Stored items from a collection:
- - -
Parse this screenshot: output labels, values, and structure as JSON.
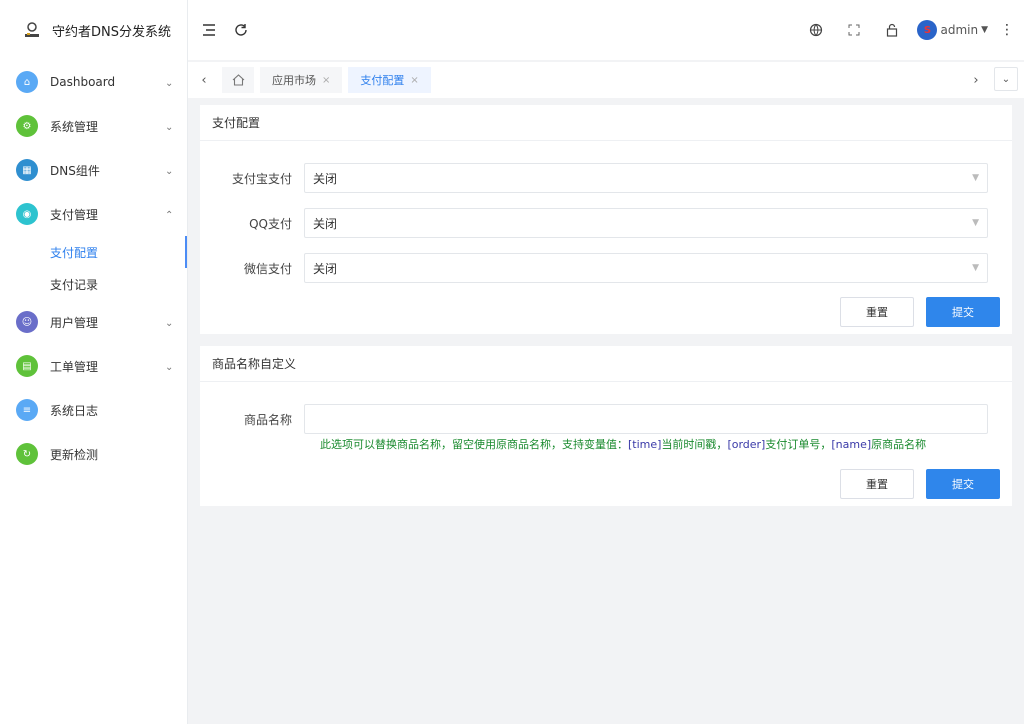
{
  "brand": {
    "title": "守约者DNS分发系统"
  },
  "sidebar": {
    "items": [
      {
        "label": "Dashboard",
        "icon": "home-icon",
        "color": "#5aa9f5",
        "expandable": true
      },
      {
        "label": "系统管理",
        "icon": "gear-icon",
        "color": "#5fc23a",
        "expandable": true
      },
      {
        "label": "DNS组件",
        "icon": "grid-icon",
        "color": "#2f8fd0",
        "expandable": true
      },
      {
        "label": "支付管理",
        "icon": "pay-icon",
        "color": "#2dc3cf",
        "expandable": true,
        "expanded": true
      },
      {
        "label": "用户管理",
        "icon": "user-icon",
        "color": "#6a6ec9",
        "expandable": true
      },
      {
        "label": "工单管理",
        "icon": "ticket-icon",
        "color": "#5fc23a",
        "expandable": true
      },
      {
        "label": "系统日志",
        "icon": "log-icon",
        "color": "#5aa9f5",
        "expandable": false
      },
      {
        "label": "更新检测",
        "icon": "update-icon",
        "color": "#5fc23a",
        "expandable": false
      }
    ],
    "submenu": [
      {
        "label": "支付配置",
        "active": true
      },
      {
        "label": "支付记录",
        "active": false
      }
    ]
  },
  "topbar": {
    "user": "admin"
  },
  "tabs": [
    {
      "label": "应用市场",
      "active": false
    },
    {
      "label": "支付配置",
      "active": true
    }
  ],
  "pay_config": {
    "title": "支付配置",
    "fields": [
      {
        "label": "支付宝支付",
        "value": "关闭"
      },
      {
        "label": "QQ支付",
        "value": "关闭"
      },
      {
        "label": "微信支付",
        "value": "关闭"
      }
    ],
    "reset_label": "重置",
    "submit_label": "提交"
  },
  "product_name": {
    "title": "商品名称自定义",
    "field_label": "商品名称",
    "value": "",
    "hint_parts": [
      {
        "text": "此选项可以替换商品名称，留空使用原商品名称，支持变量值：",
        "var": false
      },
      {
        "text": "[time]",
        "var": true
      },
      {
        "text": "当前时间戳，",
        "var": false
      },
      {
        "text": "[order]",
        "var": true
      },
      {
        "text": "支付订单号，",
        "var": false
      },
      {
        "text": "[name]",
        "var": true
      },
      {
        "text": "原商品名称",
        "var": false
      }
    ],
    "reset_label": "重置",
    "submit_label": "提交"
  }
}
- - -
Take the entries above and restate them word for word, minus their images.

Parse this screenshot: output labels, values, and structure as JSON.
{
  "brand": {
    "title": "守约者DNS分发系统"
  },
  "sidebar": {
    "items": [
      {
        "label": "Dashboard",
        "icon": "home-icon",
        "color": "#5aa9f5",
        "expandable": true
      },
      {
        "label": "系统管理",
        "icon": "gear-icon",
        "color": "#5fc23a",
        "expandable": true
      },
      {
        "label": "DNS组件",
        "icon": "grid-icon",
        "color": "#2f8fd0",
        "expandable": true
      },
      {
        "label": "支付管理",
        "icon": "pay-icon",
        "color": "#2dc3cf",
        "expandable": true,
        "expanded": true
      },
      {
        "label": "用户管理",
        "icon": "user-icon",
        "color": "#6a6ec9",
        "expandable": true
      },
      {
        "label": "工单管理",
        "icon": "ticket-icon",
        "color": "#5fc23a",
        "expandable": true
      },
      {
        "label": "系统日志",
        "icon": "log-icon",
        "color": "#5aa9f5",
        "expandable": false
      },
      {
        "label": "更新检测",
        "icon": "update-icon",
        "color": "#5fc23a",
        "expandable": false
      }
    ],
    "submenu": [
      {
        "label": "支付配置",
        "active": true
      },
      {
        "label": "支付记录",
        "active": false
      }
    ]
  },
  "topbar": {
    "user": "admin"
  },
  "tabs": [
    {
      "label": "应用市场",
      "active": false
    },
    {
      "label": "支付配置",
      "active": true
    }
  ],
  "pay_config": {
    "title": "支付配置",
    "fields": [
      {
        "label": "支付宝支付",
        "value": "关闭"
      },
      {
        "label": "QQ支付",
        "value": "关闭"
      },
      {
        "label": "微信支付",
        "value": "关闭"
      }
    ],
    "reset_label": "重置",
    "submit_label": "提交"
  },
  "product_name": {
    "title": "商品名称自定义",
    "field_label": "商品名称",
    "value": "",
    "hint_parts": [
      {
        "text": "此选项可以替换商品名称，留空使用原商品名称，支持变量值：",
        "var": false
      },
      {
        "text": "[time]",
        "var": true
      },
      {
        "text": "当前时间戳，",
        "var": false
      },
      {
        "text": "[order]",
        "var": true
      },
      {
        "text": "支付订单号，",
        "var": false
      },
      {
        "text": "[name]",
        "var": true
      },
      {
        "text": "原商品名称",
        "var": false
      }
    ],
    "reset_label": "重置",
    "submit_label": "提交"
  }
}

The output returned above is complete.